    19. Clinical features Often insidious symptoms May present acutely Bloody diarrhoea or rectal bleeding >6 weeks. Frequency Approx 1 to 20 stools a day. 90% of UC pts present with rectal bleeding. Urgency, tenesmus, nocturnal defecation, abdo pain, ache in L IF and pain relieved after defecation. A child may present as failure to thrive. Pallor. Dehydration. Mouth ulcers. Abdo tenderness. Associated Features Erythema nodosum. Pyoderma gangrenosum. Uveitis. Arthritis.

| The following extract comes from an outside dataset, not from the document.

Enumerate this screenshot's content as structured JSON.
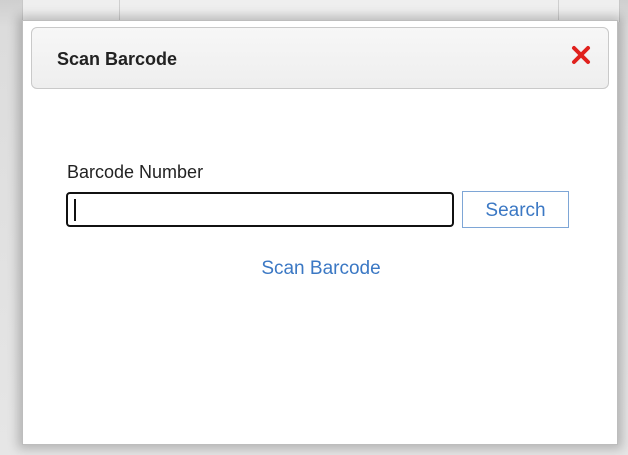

    20. Assessing Severity Mild less than 4 stools daily with or without blood, no systemic disturbance and normal CRP/ESR values (<30)/Hb >11.0 Moderate -four to six stools a day with minimal systemic disturbance. Severe-more than six stools a day containing blood and systemic disturbance & Hb <10.5.

    21. Investigation FBC, CRP, ESR, U&E and LFTs. ANCA found in HLA-DR2 has association. Secondary care- barium enema, rectal biopsy, colonoscopy, white cell scan & molecular biology. No gold standard for diagnosis.

    22. Management Aims to maintain remission. Aminosalicylates (1st line), thiopurines (2nd line) and infliximab (if previous response). Immunosuppresants used in Crohns-methotrexate/azathioprine are used by about 20% of UC sufferers. Excerbations-steriods can be used. Elemental diets are of no use, fish oils helpful, some early evidence for use of probiotics.

    23. Complications of UC Local Systemic Haemorrhage . Malnutrition . Electrolyte imbalance . Toxic megacolon . Stricture formation (rare) . Fistula formation (rare). Perforation . Increased risk of malignancy - lymphoma, carcinoma. Weight loss, anaemia Hypoproteinaemia Arthropathy large joints Liver pathology Sacro-iliitis and ankylosing spondylitis Carcinoma of the bile ducts-(rare)

    24. Prognosis Primary care Secondary care Refer at 8-10 yrs of UC for reassessment of disease. Refer at 15 yrs for left sided UC. Proctitis no follow up. 1% risk of colon cancer at 10 yrs. 13% at 20 yrs. 34% at 30 yrs Stable pts -yearly FBC and LFTs. 1-2 yearly colonoscopies and biopsies after 10 yrs. Normal life expectancy of general population due to improved treatments.

    25. Questions?